--- Task to carry out ---
Once you have checked the records that follow, state how many of their lines hold "location", giving the number only.

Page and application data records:

☆ ☆ ☆ ☆

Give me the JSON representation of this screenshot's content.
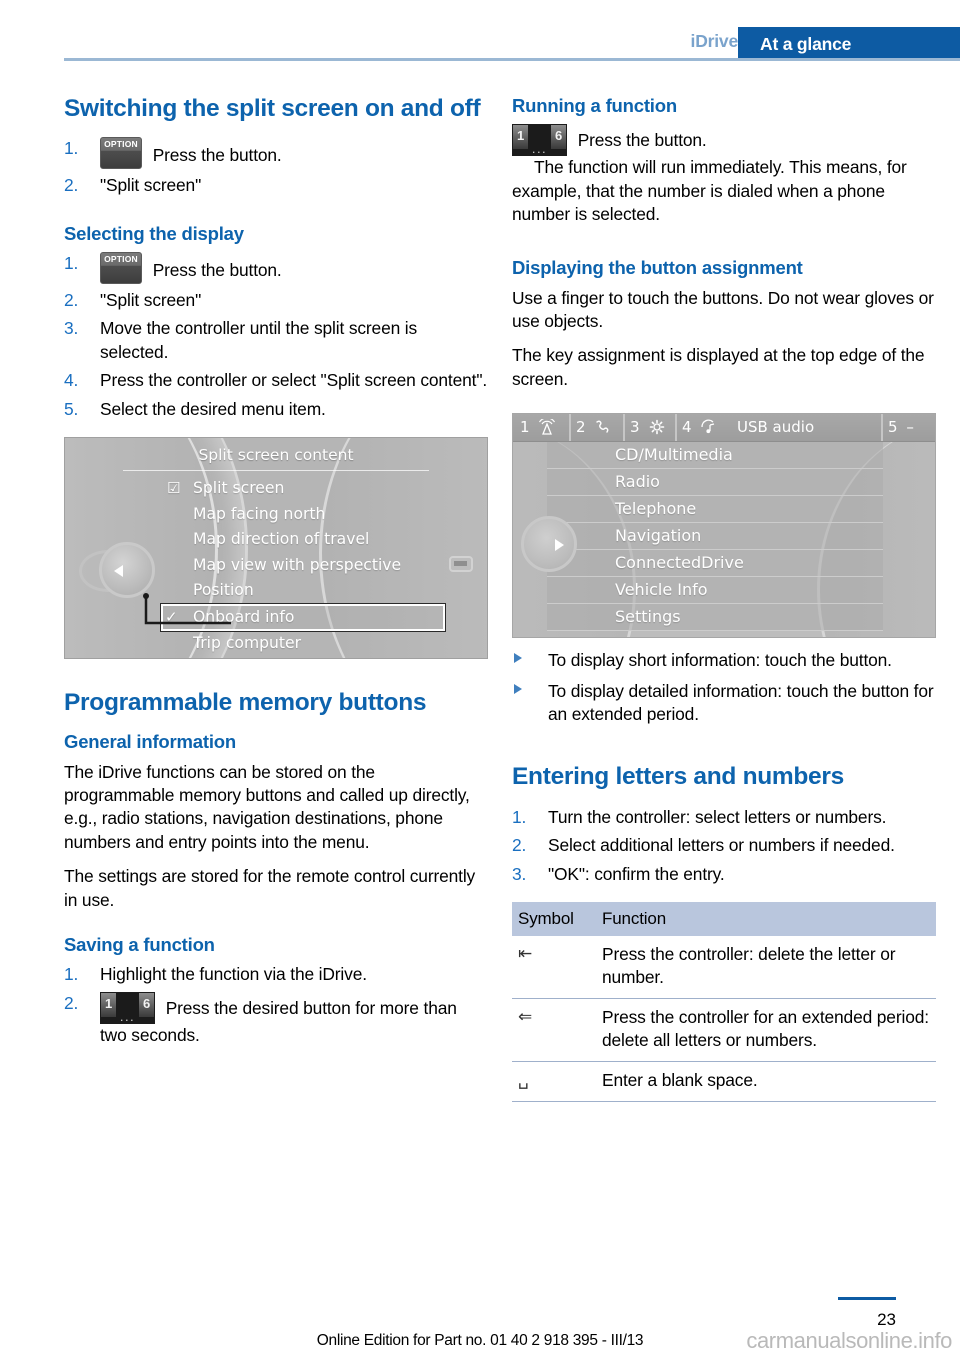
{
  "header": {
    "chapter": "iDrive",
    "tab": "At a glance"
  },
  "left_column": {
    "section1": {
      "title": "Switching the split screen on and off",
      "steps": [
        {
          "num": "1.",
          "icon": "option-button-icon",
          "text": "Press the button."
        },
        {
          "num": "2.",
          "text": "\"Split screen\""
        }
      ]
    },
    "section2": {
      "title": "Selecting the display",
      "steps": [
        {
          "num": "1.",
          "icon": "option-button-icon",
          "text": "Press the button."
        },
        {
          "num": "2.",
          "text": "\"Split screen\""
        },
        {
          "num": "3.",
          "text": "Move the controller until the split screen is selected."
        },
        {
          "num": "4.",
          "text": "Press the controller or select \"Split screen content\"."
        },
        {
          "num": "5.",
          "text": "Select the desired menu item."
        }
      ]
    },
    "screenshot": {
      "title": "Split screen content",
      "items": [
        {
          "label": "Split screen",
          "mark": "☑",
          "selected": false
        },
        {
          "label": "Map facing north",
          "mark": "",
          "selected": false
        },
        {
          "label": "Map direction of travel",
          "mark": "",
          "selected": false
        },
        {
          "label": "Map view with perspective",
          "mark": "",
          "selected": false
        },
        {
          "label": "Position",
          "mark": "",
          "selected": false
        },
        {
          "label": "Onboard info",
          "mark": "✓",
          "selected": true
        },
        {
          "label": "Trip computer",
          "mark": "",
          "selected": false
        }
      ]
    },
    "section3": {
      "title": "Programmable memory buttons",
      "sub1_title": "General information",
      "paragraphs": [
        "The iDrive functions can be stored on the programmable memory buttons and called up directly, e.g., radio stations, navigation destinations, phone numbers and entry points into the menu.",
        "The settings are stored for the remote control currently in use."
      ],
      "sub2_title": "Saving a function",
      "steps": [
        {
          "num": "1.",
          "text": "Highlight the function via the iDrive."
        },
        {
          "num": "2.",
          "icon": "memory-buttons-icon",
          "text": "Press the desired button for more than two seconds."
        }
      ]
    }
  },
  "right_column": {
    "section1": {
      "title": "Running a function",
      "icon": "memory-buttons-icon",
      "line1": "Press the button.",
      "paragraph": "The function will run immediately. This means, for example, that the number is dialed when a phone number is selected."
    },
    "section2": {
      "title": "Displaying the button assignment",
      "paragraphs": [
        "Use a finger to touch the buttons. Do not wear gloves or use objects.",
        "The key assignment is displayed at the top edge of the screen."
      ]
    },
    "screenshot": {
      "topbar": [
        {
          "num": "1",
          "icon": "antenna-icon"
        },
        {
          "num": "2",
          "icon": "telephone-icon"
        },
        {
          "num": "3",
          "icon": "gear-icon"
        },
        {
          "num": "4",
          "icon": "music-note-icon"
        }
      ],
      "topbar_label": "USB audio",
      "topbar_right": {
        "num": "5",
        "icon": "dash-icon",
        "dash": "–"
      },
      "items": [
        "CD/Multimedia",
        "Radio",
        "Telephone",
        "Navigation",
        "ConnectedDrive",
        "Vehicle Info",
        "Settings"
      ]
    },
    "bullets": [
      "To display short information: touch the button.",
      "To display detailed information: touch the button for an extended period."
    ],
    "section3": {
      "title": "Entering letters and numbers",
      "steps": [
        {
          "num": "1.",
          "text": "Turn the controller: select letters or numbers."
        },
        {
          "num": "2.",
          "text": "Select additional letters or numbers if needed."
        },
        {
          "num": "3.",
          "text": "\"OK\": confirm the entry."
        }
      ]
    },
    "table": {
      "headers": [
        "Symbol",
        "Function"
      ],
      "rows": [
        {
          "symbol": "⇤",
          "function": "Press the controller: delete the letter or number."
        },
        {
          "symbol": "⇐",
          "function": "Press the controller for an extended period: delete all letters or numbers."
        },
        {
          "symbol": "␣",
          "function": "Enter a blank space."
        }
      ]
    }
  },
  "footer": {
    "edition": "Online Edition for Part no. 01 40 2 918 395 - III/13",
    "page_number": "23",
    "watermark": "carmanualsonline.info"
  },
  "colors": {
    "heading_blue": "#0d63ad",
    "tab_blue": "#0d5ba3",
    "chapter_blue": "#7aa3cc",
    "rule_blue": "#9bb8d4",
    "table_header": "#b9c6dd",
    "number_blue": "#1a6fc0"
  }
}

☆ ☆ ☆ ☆

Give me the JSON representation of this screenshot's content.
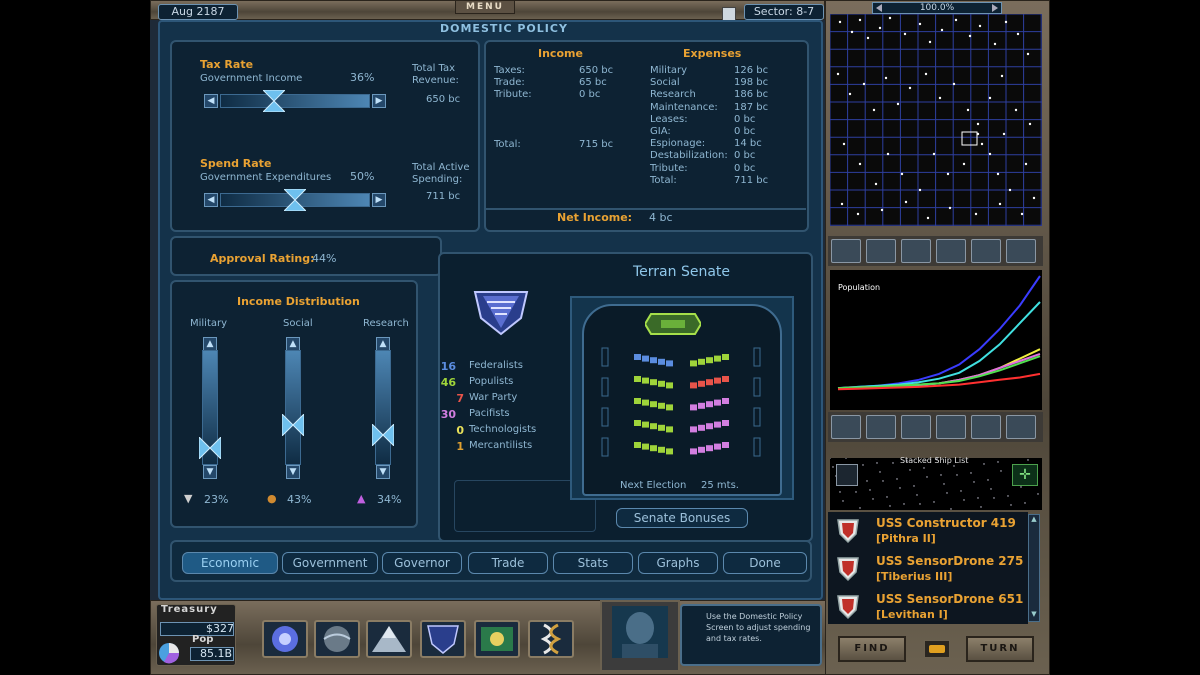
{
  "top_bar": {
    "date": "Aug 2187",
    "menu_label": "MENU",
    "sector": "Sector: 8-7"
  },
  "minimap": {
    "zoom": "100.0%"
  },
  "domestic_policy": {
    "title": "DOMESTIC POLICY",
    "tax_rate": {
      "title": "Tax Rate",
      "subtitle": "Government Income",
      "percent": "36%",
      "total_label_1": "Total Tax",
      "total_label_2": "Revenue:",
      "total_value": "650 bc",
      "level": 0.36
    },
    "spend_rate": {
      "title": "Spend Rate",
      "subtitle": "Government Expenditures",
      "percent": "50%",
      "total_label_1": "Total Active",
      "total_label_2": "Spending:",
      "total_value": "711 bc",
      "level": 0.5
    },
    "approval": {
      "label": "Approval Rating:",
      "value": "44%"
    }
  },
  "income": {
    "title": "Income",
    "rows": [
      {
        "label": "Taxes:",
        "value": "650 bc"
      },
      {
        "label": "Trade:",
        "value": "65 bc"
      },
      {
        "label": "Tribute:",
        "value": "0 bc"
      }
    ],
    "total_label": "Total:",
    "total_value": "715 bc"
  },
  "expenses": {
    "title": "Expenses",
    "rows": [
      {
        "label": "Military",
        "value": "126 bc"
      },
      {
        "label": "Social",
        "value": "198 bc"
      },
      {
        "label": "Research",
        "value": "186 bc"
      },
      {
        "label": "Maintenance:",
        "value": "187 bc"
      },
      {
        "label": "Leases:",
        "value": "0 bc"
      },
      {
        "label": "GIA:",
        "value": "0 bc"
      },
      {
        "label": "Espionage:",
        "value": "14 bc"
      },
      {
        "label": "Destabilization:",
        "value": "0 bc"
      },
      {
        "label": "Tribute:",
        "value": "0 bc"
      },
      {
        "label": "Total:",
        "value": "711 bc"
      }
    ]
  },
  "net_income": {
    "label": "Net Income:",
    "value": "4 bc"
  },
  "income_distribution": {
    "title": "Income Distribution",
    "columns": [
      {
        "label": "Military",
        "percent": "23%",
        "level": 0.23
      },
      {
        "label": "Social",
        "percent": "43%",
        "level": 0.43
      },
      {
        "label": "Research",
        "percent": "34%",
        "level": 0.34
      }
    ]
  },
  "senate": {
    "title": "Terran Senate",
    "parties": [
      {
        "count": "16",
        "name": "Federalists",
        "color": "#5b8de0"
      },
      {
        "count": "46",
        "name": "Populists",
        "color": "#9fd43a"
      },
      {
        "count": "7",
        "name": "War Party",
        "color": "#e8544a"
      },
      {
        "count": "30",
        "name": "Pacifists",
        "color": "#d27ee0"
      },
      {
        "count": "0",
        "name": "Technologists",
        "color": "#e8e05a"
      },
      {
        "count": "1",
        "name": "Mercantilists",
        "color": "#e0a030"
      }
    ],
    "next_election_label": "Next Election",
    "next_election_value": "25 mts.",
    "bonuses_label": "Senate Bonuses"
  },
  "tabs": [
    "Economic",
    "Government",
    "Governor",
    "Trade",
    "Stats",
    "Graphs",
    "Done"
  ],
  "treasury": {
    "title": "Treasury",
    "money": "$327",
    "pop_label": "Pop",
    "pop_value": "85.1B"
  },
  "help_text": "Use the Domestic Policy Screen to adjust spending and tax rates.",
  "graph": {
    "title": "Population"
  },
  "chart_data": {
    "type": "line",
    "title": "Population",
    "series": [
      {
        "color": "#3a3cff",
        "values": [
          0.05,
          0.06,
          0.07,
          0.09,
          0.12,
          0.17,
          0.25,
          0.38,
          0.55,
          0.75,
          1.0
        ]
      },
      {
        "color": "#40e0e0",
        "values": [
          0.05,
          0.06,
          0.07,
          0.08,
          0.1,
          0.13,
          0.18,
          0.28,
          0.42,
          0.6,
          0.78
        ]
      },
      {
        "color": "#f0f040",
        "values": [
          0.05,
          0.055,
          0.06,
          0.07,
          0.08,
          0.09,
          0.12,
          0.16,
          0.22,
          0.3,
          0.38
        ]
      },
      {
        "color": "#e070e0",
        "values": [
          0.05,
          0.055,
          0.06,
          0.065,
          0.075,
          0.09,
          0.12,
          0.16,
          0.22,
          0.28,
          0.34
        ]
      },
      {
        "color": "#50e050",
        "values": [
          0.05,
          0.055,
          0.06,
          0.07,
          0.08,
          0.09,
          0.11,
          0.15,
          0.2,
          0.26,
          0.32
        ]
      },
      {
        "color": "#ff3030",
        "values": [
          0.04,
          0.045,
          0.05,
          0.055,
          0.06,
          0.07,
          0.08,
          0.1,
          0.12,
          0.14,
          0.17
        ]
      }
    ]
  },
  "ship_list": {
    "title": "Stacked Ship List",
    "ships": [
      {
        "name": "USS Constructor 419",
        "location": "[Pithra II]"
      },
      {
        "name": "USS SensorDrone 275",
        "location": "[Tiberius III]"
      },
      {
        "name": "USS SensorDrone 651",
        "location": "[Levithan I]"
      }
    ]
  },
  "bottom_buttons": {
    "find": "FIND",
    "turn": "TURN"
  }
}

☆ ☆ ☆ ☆

--- Expected answer ---
3